**TASK ITEM:** From the first line to the last, give the records again exactly.

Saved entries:
-- Opening Marker --

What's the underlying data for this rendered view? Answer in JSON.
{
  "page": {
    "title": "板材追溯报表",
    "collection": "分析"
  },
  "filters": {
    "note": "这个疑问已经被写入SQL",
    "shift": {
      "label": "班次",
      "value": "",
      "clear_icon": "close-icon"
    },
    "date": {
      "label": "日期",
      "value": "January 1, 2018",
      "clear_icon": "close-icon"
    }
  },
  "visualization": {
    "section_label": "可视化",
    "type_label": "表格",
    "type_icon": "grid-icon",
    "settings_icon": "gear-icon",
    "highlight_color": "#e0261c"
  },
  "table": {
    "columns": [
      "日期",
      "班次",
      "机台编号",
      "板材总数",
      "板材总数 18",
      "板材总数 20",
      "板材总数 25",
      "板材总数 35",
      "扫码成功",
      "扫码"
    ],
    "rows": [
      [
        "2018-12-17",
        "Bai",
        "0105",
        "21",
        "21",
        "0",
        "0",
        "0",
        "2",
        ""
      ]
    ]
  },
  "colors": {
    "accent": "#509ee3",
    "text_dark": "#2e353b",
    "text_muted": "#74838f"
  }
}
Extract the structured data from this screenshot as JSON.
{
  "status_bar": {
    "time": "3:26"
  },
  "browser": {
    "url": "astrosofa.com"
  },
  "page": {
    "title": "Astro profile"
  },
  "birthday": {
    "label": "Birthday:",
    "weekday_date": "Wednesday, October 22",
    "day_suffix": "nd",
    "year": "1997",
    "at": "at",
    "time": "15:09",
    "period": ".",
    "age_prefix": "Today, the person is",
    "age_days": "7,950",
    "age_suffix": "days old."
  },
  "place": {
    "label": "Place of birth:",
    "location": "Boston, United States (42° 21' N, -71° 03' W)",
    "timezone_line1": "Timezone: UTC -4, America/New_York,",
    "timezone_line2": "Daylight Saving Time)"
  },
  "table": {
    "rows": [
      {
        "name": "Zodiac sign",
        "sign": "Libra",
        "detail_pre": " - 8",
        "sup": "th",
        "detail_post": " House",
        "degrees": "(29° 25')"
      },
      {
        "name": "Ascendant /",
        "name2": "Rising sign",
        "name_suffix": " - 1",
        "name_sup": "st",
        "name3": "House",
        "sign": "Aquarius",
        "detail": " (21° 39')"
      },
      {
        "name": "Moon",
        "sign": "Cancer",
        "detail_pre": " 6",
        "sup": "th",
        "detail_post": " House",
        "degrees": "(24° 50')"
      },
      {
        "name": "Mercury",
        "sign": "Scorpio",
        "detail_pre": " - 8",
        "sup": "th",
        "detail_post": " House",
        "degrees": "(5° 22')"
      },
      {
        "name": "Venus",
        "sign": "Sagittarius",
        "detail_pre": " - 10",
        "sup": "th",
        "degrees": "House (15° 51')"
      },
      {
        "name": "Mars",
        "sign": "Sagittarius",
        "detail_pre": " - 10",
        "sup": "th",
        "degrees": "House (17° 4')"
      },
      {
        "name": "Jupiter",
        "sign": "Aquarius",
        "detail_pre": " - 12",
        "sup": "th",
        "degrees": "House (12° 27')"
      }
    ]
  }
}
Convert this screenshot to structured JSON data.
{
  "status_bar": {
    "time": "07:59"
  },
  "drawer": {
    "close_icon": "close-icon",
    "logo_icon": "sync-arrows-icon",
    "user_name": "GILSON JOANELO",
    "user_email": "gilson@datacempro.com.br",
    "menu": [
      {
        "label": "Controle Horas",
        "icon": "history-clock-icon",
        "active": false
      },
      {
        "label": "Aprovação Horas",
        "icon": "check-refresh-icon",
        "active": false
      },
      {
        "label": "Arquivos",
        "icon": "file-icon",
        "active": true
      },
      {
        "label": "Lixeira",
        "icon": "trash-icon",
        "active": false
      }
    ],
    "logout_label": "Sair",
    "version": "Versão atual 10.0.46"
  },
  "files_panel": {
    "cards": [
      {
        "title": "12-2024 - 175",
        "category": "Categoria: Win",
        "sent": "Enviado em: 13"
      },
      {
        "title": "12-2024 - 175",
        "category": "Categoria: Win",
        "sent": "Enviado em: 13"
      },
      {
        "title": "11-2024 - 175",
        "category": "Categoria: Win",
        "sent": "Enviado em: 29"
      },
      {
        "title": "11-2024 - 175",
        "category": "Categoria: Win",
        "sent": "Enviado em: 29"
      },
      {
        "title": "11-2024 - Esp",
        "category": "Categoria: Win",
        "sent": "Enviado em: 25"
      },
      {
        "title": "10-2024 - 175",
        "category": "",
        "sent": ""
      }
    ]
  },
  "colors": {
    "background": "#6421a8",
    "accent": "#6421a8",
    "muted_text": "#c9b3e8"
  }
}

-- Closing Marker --

**TASK OUTPUT:**
What's the underlying data for this rendered view? Answer in JSON.
{
  "page": {
    "title": "板材追溯报表",
    "collection": "分析"
  },
  "filters": {
    "note": "这个疑问已经被写入SQL",
    "shift": {
      "label": "班次",
      "value": "",
      "clear_icon": "close-icon"
    },
    "date": {
      "label": "日期",
      "value": "January 1, 2018",
      "clear_icon": "close-icon"
    }
  },
  "visualization": {
    "section_label": "可视化",
    "type_label": "表格",
    "type_icon": "grid-icon",
    "settings_icon": "gear-icon",
    "highlight_color": "#e0261c"
  },
  "table": {
    "columns": [
      "日期",
      "班次",
      "机台编号",
      "板材总数",
      "板材总数 18",
      "板材总数 20",
      "板材总数 25",
      "板材总数 35",
      "扫码成功",
      "扫码"
    ],
    "rows": [
      [
        "2018-12-17",
        "Bai",
        "0105",
        "21",
        "21",
        "0",
        "0",
        "0",
        "2",
        ""
      ]
    ]
  },
  "colors": {
    "accent": "#509ee3",
    "text_dark": "#2e353b",
    "text_muted": "#74838f"
  }
}
Extract the structured data from this screenshot as JSON.
{
  "status_bar": {
    "time": "3:26"
  },
  "browser": {
    "url": "astrosofa.com"
  },
  "page": {
    "title": "Astro profile"
  },
  "birthday": {
    "label": "Birthday:",
    "weekday_date": "Wednesday, October 22",
    "day_suffix": "nd",
    "year": "1997",
    "at": "at",
    "time": "15:09",
    "period": ".",
    "age_prefix": "Today, the person is",
    "age_days": "7,950",
    "age_suffix": "days old."
  },
  "place": {
    "label": "Place of birth:",
    "location": "Boston, United States (42° 21' N, -71° 03' W)",
    "timezone_line1": "Timezone: UTC -4, America/New_York,",
    "timezone_line2": "Daylight Saving Time)"
  },
  "table": {
    "rows": [
      {
        "name": "Zodiac sign",
        "sign": "Libra",
        "detail_pre": " - 8",
        "sup": "th",
        "detail_post": " House",
        "degrees": "(29° 25')"
      },
      {
        "name": "Ascendant /",
        "name2": "Rising sign",
        "name_suffix": " - 1",
        "name_sup": "st",
        "name3": "House",
        "sign": "Aquarius",
        "detail": " (21° 39')"
      },
      {
        "name": "Moon",
        "sign": "Cancer",
        "detail_pre": " 6",
        "sup": "th",
        "detail_post": " House",
        "degrees": "(24° 50')"
      },
      {
        "name": "Mercury",
        "sign": "Scorpio",
        "detail_pre": " - 8",
        "sup": "th",
        "detail_post": " House",
        "degrees": "(5° 22')"
      },
      {
        "name": "Venus",
        "sign": "Sagittarius",
        "detail_pre": " - 10",
        "sup": "th",
        "degrees": "House (15° 51')"
      },
      {
        "name": "Mars",
        "sign": "Sagittarius",
        "detail_pre": " - 10",
        "sup": "th",
        "degrees": "House (17° 4')"
      },
      {
        "name": "Jupiter",
        "sign": "Aquarius",
        "detail_pre": " - 12",
        "sup": "th",
        "degrees": "House (12° 27')"
      }
    ]
  }
}
Convert this screenshot to structured JSON data.
{
  "status_bar": {
    "time": "07:59"
  },
  "drawer": {
    "close_icon": "close-icon",
    "logo_icon": "sync-arrows-icon",
    "user_name": "GILSON JOANELO",
    "user_email": "gilson@datacempro.com.br",
    "menu": [
      {
        "label": "Controle Horas",
        "icon": "history-clock-icon",
        "active": false
      },
      {
        "label": "Aprovação Horas",
        "icon": "check-refresh-icon",
        "active": false
      },
      {
        "label": "Arquivos",
        "icon": "file-icon",
        "active": true
      },
      {
        "label": "Lixeira",
        "icon": "trash-icon",
        "active": false
      }
    ],
    "logout_label": "Sair",
    "version": "Versão atual 10.0.46"
  },
  "files_panel": {
    "cards": [
      {
        "title": "12-2024 - 175",
        "category": "Categoria: Win",
        "sent": "Enviado em: 13"
      },
      {
        "title": "12-2024 - 175",
        "category": "Categoria: Win",
        "sent": "Enviado em: 13"
      },
      {
        "title": "11-2024 - 175",
        "category": "Categoria: Win",
        "sent": "Enviado em: 29"
      },
      {
        "title": "11-2024 - 175",
        "category": "Categoria: Win",
        "sent": "Enviado em: 29"
      },
      {
        "title": "11-2024 - Esp",
        "category": "Categoria: Win",
        "sent": "Enviado em: 25"
      },
      {
        "title": "10-2024 - 175",
        "category": "",
        "sent": ""
      }
    ]
  },
  "colors": {
    "background": "#6421a8",
    "accent": "#6421a8",
    "muted_text": "#c9b3e8"
  }
}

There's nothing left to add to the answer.